good-samaritanBut he wanted to justify himself, so he asked Jesus, “And who is my  neighbor?” (Lk 10:29)

Perhaps this expert in the mosaic Law was a bit flustered, or a bit embarrassed, or a bit prideful.  He just asked Jesus a question to which he answered himself: the way to inherit eternal life is by loving God with all that you are and to love your neighbor as yourself.

Perhaps he was flustered because Jesus didn’t provide any new law or nuance of the Law.  Maybe he wanted to “justify” his question.

Perhaps he was embarrassed because he took the time of this popular teacher in the presence of many people to ask a question to which he already knew the answer.  Maybe he wanted to “justify” his keen mind and “expertness.”

Perhaps he was trying to prove what his pride told him, that he already did love God and his neighbor as himself.  In a way, trying to argue his way into eternal life.  Maybe he wanted to “justify” his entrance into heaven.

And then Jesus does provide something new for this lawyer: an “interpretation” of the Law that had gotten lost in time and humanity’s drive for black and white rules.  Jesus clears away the distraction and comfort of rules and gets to the point.

This expert in the law had completely missed the Law.  He missed the intent.  The “spirit.”  He missed the heart of the Law.

To communicate this to His interrogator, Jesus tells a story about getting back to what is basic.  Back to what actually matters.  He tells the story of the Good Samaritan.

What doesn’t matter:  the nuisance and hassle of having to ceremonially wash oneself again after touching a beaten, dying, unclean traveller.  Walls we create between ourselves and others we dislike for whatever reason.  The various self-inflicted, informal rules.

What does matter: loving your neighbor.  

Even if, especially if, that neighbor is your enemy.  To the Jewish lawyer, a Samaritan, a “half-breed” who twists and edits parts of holy Scripture to validate their corrupted religion.  In the story, this very same Samaritan “got it,” while the pious Jews didn’t.

Jesus tells the lawyer to be a Samaritan.

That’s the Law.  The Law in action.  And it has everything to do with your heart, and nothing to do with jumping through hoops. 

For me, it means loving a particular employee of mine that I can’t stand.  Even if that means taking shots without returning fire, forcing my pride to break under love, and continuously extending grace even if none is returned.

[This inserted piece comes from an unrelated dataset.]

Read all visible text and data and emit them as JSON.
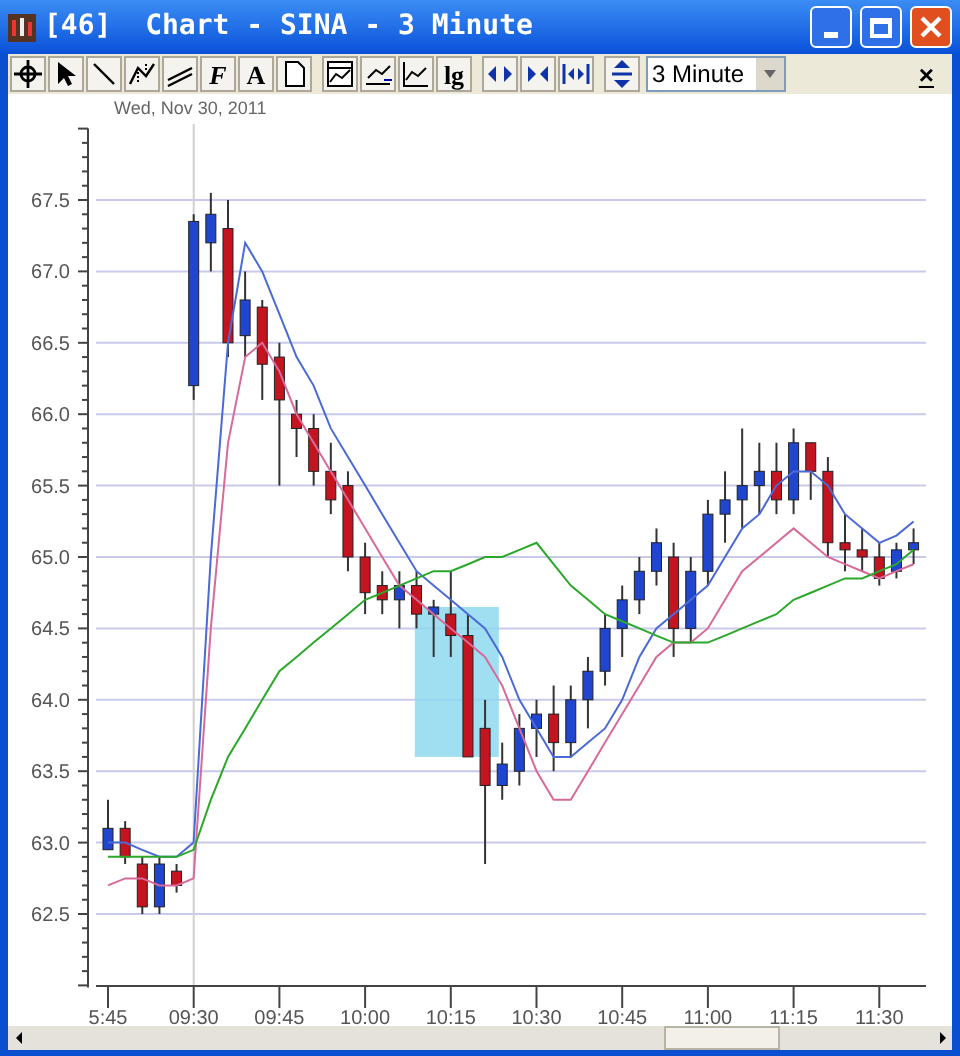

All because I’m called to foster a heart to love God and my neighbor.  To touch, support, and heal the “unclean.”  To live a life that actually “gets it.”  And to let all the chips fall where they may.  

Because unlike our hearts,  the chips don’t matter.